How are your donations being used?

How are your donations being used?

We are so immensely grateful to you for your support and belief in our work and service. You have contributed in so many ways, financially, with supplies and with your prayers and faith in the work we are doing.

It became abundantly clear today how much basic need there is. 150 homes in the township burnt to the ground and 89 resorts and homes in the rest of Knysna were completely destroyed. While there was a lot of damage to the homes of wealthy white people, 40% had no home owners insurance and so many are left essentially bankrupt. While resorts are being rebuilt, the jobs they provided have been lost to the black people and so many are left completely destitute with nothing on whichto fall back.

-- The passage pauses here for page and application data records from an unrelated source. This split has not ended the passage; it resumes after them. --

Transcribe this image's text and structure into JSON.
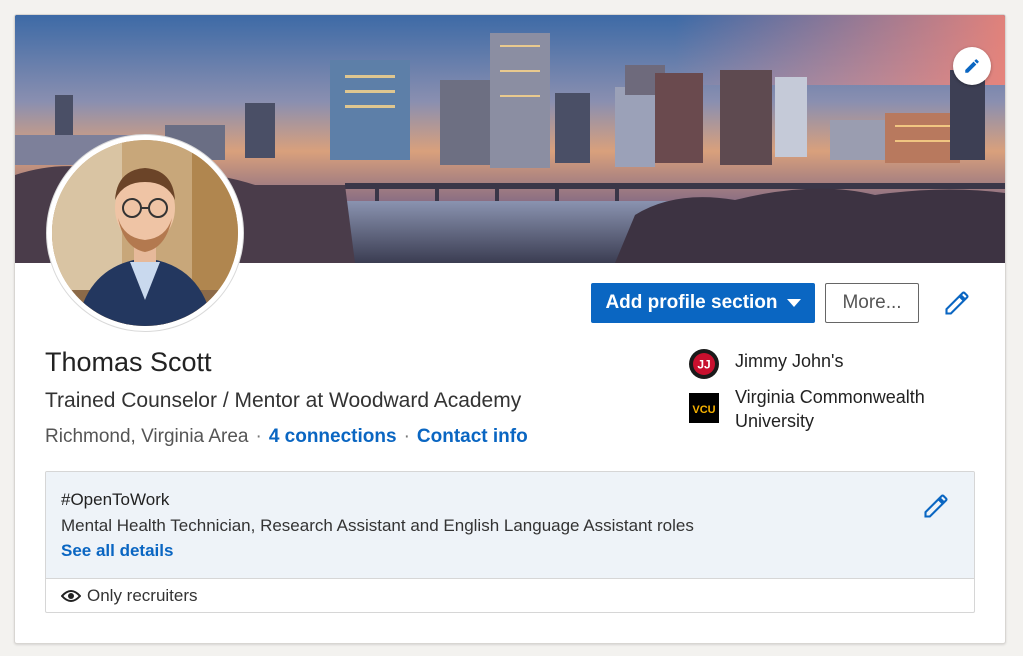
{
  "profile": {
    "name": "Thomas Scott",
    "headline": "Trained Counselor / Mentor at Woodward Academy",
    "location": "Richmond, Virginia Area",
    "connections_label": "4 connections",
    "contact_info_label": "Contact info",
    "separator": "·"
  },
  "actions": {
    "add_profile_section": "Add profile section",
    "more": "More..."
  },
  "experience_summary": [
    {
      "name": "Jimmy John's",
      "logo_text": "JJ",
      "icon": "jimmy-johns-logo"
    },
    {
      "name_line1": "Virginia Commonwealth",
      "name_line2": "University",
      "logo_text": "VCU",
      "icon": "vcu-logo"
    }
  ],
  "open_to_work": {
    "title": "#OpenToWork",
    "roles": "Mental Health Technician, Research Assistant and English Language Assistant roles",
    "see_all": "See all details",
    "visibility": "Only recruiters"
  },
  "colors": {
    "accent": "#0a66c2",
    "open_box_bg": "#eef3f8",
    "vcu_gold": "#f8b300"
  }
}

The interconnectedness and interdependence of the community has never been more apparent. The man who opens our gate at Pezula got no municipal help because only his roof, doors and windows were blown away by the fire winds. This meant the pigs got into his home and destroyed everything foraging for any food they could find. Payday is still a week away for him and so my sister went and bought him food today. There are a hundred stories like this and we have heard them all day long. People providing hay for the bushbuck, water for wild animals, fruit for the birds. The charred black remains of trees have been spiked with oranges for the birds. Burnt tortoises and reptiles, deer with burnt hoofsand small mammals are filling the rescue centers for animals. Even the baboons have been given some grace with their incessant theft and breaking into homes!  8 people died, two of them firemen.

The immediate outpouring of help during a disaster is a beautiful thing - it is as if, for a moment communal suffering awakens the heart. The usual defenses fall away and suddenly there is a rush of charity and good-will, a shared suffering to which everyone can immediately relate and respond. Differences and hostilities melt away. It gives us a brief glimpse into what a loving, interconnected community could be like. However, it is always very short-lived and in just a few weeks this will be forgotten as people get on with their lives. Their hearts will close over again, the old defenses will reassert themselves and Knysna will be back to business as usual, absorbed in self interest.

This is why the work of breaking down defenses, healing old traumas, and reconnecting people to their souls and their hearts is so essential - so that we can live in harmony and love, with nothing but a willingness to give and serve, and that this be a permanent state, not just a brief opening to the light.

Your investment is in the long term vision of this possibility. There is no immediate visible, and tangible result, no expressions of gratitude for being encouraged to enter into the hidden hell of your life and do the hard inner work. It is truly an act of faith on your part, to trust that the work we will be doing will result in deep inner change that will lead to communities where there is open-hearted giving, listening and presence, not just short term emergency charity.

This all reminds me of an old parable I once heard about a vision of hell in which people were sitting at round tables. In the middle of the table was a large pot of delicious stew. Each person had a long spoon to reach the pot, but the spoon was so long that they could not fill it and get it back to their mouths - so they were doomed, with the tantalizing aroma of food, to be eternally hungry.

Heaven surprisingly enough showed exactly the same scene - the same tables, the same stew, the same spoons, but here everyone was laughing and joyous. What do you suppose the difference was between heaven and hell?

Thank you all for your ongoing generosity and open-hearted giving and for wanting to contribute to creating heaven on earth, by changing lives from the inside out. To be able to offer this work for free to those with nothing, is truly a blessing of sustenance and nurture, growth and freedom - in their lives and in their community.

What you do for the least, you do for me….